I believe in year-round gardening and farming, fingers crossed. Even though I live in a climate on the east coast of the U.S. where we get hard freezes and snow, I am always optimistic about the possibilities. In previous years, when winters were mild, I was able to keep kale and sometimes chard going all year round in the ground, in good enough shape for an occasional harvest. This year, they’re out there but buried under a foot of frozen leaves, hoping for a head start in early spring. So now I am relying on pots, some inside and some outside in a protected area. (Maybe we’ll try low tunnels next year.)
Before we dug up the only partially sunny part of our lawn to make a potager or kitchen garden, I grew food exclusively in pots. Mostly herbs, but also hot peppers, and climbing peas and beans. This is the first year that I brought the pepper plants indoors and they’re loving their sunny window, producing flowers and more hot peppers than we can use fresh. (Canning and pickling from indoor plants would be a novel idea.) The potted ginger came in too and I’ve been digging out little hunks of ginger root all winter.
But then there are the perennial woody herbs that stayed outside and became freeze-dried: rosemary, several varieties of thyme, sage, and an oregano-like herb called zaatar (not to be confused with the spice mix), among the most hardy. Some of the thyme turned bronze and is beautiful, especially when it snows. As soon as the weather warms, I will trim them all to spur new growth but I’m already betting the rosemary’s done. Our local NPR garden talk show host is always pessimistic about winter hardiness of rosemary in our area, so I use it liberally even in winter.
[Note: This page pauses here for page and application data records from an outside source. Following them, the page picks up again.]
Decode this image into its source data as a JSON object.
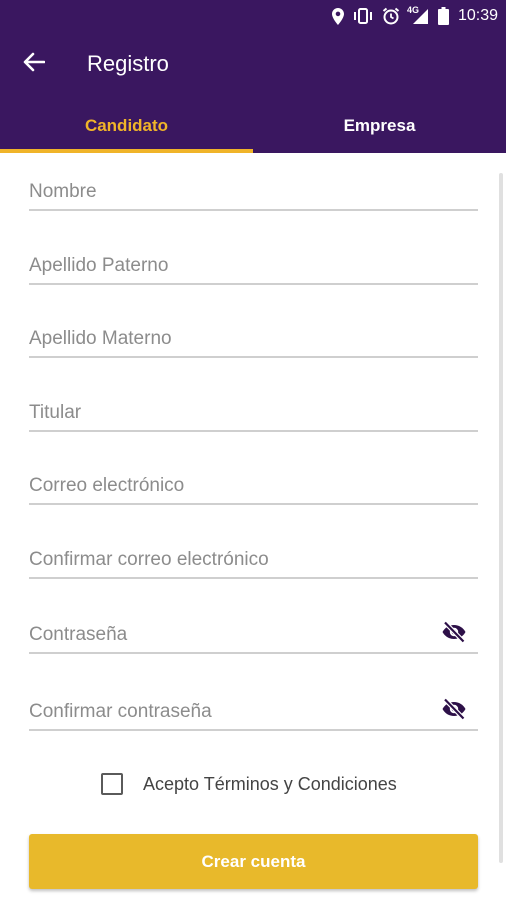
{
  "statusbar": {
    "time": "10:39",
    "network": "4G",
    "icons": [
      "location-icon",
      "vibrate-icon",
      "alarm-icon",
      "signal-icon",
      "battery-icon"
    ]
  },
  "appbar": {
    "title": "Registro",
    "back_icon": "arrow-left-icon"
  },
  "tabs": [
    {
      "label": "Candidato",
      "active": true
    },
    {
      "label": "Empresa",
      "active": false
    }
  ],
  "form": {
    "fields": [
      {
        "placeholder": "Nombre",
        "value": ""
      },
      {
        "placeholder": "Apellido Paterno",
        "value": ""
      },
      {
        "placeholder": "Apellido Materno",
        "value": ""
      },
      {
        "placeholder": "Titular",
        "value": ""
      },
      {
        "placeholder": "Correo electrónico",
        "value": ""
      },
      {
        "placeholder": "Confirmar correo electrónico",
        "value": ""
      },
      {
        "placeholder": "Contraseña",
        "value": "",
        "icon": "eye-off-icon"
      },
      {
        "placeholder": "Confirmar contraseña",
        "value": "",
        "icon": "eye-off-icon"
      }
    ],
    "terms_label": "Acepto Términos y Condiciones",
    "terms_checked": false,
    "submit_label": "Crear cuenta"
  },
  "colors": {
    "primary": "#3a1760",
    "accent": "#f0b429",
    "button": "#e8b92b"
  }
}
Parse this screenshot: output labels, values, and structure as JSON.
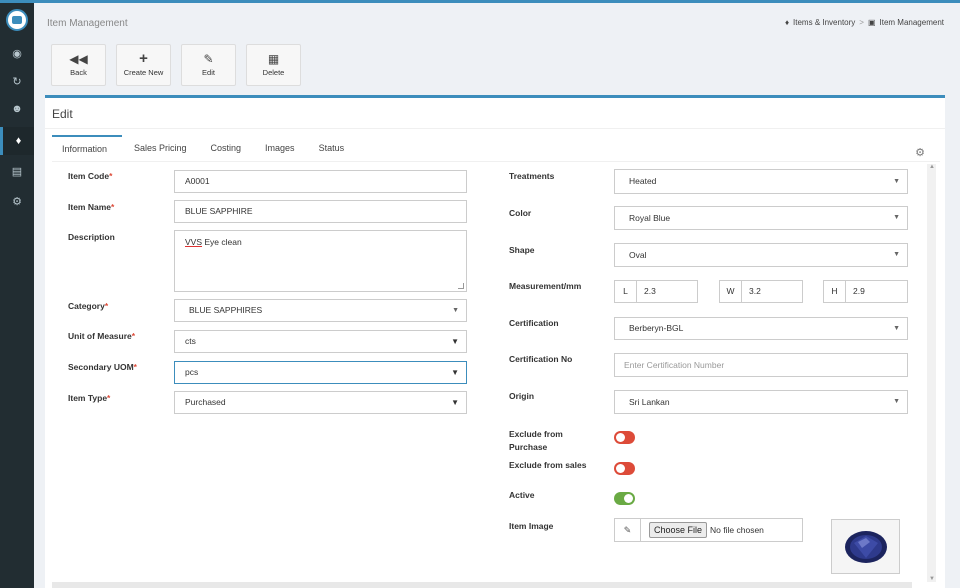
{
  "header": {
    "title": "Item Management",
    "breadcrumb": [
      "Items & Inventory",
      "Item Management"
    ],
    "breadcrumb_sep": ">"
  },
  "sidebar": {
    "icons": [
      "dashboard-icon",
      "refresh-icon",
      "users-icon",
      "cubes-icon",
      "bar-chart-icon",
      "settings-icon"
    ],
    "active_index": 3
  },
  "toolbar": {
    "back_label": "Back",
    "create_label": "Create New",
    "edit_label": "Edit",
    "delete_label": "Delete"
  },
  "panel": {
    "title": "Edit",
    "tabs": [
      {
        "label": "Information",
        "active": true
      },
      {
        "label": "Sales Pricing",
        "active": false
      },
      {
        "label": "Costing",
        "active": false
      },
      {
        "label": "Images",
        "active": false
      },
      {
        "label": "Status",
        "active": false
      }
    ]
  },
  "left_form": {
    "item_code": {
      "label": "Item Code",
      "required": "*",
      "value": "A0001"
    },
    "item_name": {
      "label": "Item Name",
      "required": "*",
      "value": "BLUE SAPPHIRE"
    },
    "description": {
      "label": "Description",
      "value_underlined": "VVS",
      "value_rest": " Eye clean"
    },
    "category": {
      "label": "Category",
      "required": "*",
      "value": "BLUE SAPPHIRES"
    },
    "uom": {
      "label": "Unit of Measure",
      "required": "*",
      "value": "cts"
    },
    "secondary_uom": {
      "label": "Secondary UOM",
      "required": "*",
      "value": "pcs"
    },
    "item_type": {
      "label": "Item Type",
      "required": "*",
      "value": "Purchased"
    }
  },
  "right_form": {
    "treatments": {
      "label": "Treatments",
      "value": "Heated"
    },
    "color": {
      "label": "Color",
      "value": "Royal Blue"
    },
    "shape": {
      "label": "Shape",
      "value": "Oval"
    },
    "measurement": {
      "label": "Measurement/mm",
      "l": {
        "addon": "L",
        "value": "2.3"
      },
      "w": {
        "addon": "W",
        "value": "3.2"
      },
      "h": {
        "addon": "H",
        "value": "2.9"
      }
    },
    "certification": {
      "label": "Certification",
      "value": "Berberyn-BGL"
    },
    "certification_no": {
      "label": "Certification No",
      "placeholder": "Enter Certification Number"
    },
    "origin": {
      "label": "Origin",
      "value": "Sri Lankan"
    },
    "exclude_purchase": {
      "label_line1": "Exclude from",
      "label_line2": "Purchase",
      "state": "off"
    },
    "exclude_sales": {
      "label": "Exclude from sales",
      "state": "off"
    },
    "active": {
      "label": "Active",
      "state": "on"
    },
    "item_image": {
      "label": "Item Image",
      "button": "Choose File",
      "status": "No file chosen"
    }
  },
  "colors": {
    "accent": "#3c8dbc",
    "sidebar": "#222d32",
    "toggle_off": "#dd4b39",
    "toggle_on": "#6aaa44",
    "gem": "#2e3a8c"
  }
}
What can you do with these woody herbs besides tossing them into soups and stews? How about making herb salts? I usually make rosemary-sage salt with garlic, but this year I branched out to make rosemary salt with lavender, and thyme salt with fennel pollen, both winners. I know they sound like something to bathe in, but trust me, they’re make amazing transformations to ordinary dishes.
To make salts with woody herbs, strip the herb leaves and toss them with coarse salt and dry them before adding the “special” flavorings. Illustrated here is Celtic grey sea salt, which is pretty large-grained. The other salt I like is flaky Malden sea salt, which has a slightly better texture. Since I used whole rosemary leaves in that salt, I ground the Celtic grey salt, rosemary and lavender in a small food processor to achieve a more versatile texture. To make the salts, I mixed the thyme (or rosemary) with salt and spread it on rimmed baking sheet lined with parchment paper and dried it for a day in my gas oven. You can start the oven, but not let it get up to 150-degree heat, shut it off and let it cool a little before placing the tray in the oven. If you use higher heat, the herbs could become brittle and of poor texture. When done (meaning thoroughly dry since you don’t want to encourage mold), add the flavoring herb, in this case fennel pollen for the thyme and lavender flowers for the rosemary.
So what do you do with these salts? Sprinkle them on all kinds of dishes. Here I used them on cooked scallops and shrimp (tossed with salad for her and with pasta for him). I’ve also used them on fish, chicken, pork and eggs. And on potatoes and squash. They’re a welcome change from ordinary salt and pepper and impart an unexpected spark of flavor that is great in the winter and a reminder of what lies ahead in the garden.